** WHAT YOU NEED TO DO **
Return the data below, unchanged.

Saved data entries
※
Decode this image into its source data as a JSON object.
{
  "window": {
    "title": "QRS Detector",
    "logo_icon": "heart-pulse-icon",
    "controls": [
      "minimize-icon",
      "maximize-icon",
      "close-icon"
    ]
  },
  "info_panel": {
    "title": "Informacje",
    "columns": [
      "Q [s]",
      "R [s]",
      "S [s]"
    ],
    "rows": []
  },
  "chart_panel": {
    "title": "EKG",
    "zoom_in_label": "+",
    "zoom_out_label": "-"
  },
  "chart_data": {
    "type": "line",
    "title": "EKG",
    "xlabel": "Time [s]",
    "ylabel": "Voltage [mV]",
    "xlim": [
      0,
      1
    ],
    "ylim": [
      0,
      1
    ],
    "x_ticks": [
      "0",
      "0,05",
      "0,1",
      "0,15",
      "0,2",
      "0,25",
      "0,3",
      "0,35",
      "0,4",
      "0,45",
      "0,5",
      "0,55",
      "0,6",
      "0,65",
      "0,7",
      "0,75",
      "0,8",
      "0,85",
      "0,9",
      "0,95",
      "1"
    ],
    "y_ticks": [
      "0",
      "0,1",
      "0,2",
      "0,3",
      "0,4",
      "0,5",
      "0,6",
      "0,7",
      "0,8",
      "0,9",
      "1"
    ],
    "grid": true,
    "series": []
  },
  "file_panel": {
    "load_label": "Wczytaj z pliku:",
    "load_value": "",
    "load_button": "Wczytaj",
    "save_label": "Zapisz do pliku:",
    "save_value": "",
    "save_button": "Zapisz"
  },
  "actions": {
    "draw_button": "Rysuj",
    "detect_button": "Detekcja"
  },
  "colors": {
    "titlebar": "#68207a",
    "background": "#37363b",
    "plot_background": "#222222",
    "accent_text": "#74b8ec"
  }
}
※
** RESULT FOR THIS EXERCISE **
Decode this image into its source data as a JSON object.
{
  "window": {
    "title": "QRS Detector",
    "logo_icon": "heart-pulse-icon",
    "controls": [
      "minimize-icon",
      "maximize-icon",
      "close-icon"
    ]
  },
  "info_panel": {
    "title": "Informacje",
    "columns": [
      "Q [s]",
      "R [s]",
      "S [s]"
    ],
    "rows": []
  },
  "chart_panel": {
    "title": "EKG",
    "zoom_in_label": "+",
    "zoom_out_label": "-"
  },
  "chart_data": {
    "type": "line",
    "title": "EKG",
    "xlabel": "Time [s]",
    "ylabel": "Voltage [mV]",
    "xlim": [
      0,
      1
    ],
    "ylim": [
      0,
      1
    ],
    "x_ticks": [
      "0",
      "0,05",
      "0,1",
      "0,15",
      "0,2",
      "0,25",
      "0,3",
      "0,35",
      "0,4",
      "0,45",
      "0,5",
      "0,55",
      "0,6",
      "0,65",
      "0,7",
      "0,75",
      "0,8",
      "0,85",
      "0,9",
      "0,95",
      "1"
    ],
    "y_ticks": [
      "0",
      "0,1",
      "0,2",
      "0,3",
      "0,4",
      "0,5",
      "0,6",
      "0,7",
      "0,8",
      "0,9",
      "1"
    ],
    "grid": true,
    "series": []
  },
  "file_panel": {
    "load_label": "Wczytaj z pliku:",
    "load_value": "",
    "load_button": "Wczytaj",
    "save_label": "Zapisz do pliku:",
    "save_value": "",
    "save_button": "Zapisz"
  },
  "actions": {
    "draw_button": "Rysuj",
    "detect_button": "Detekcja"
  },
  "colors": {
    "titlebar": "#68207a",
    "background": "#37363b",
    "plot_background": "#222222",
    "accent_text": "#74b8ec"
  }
}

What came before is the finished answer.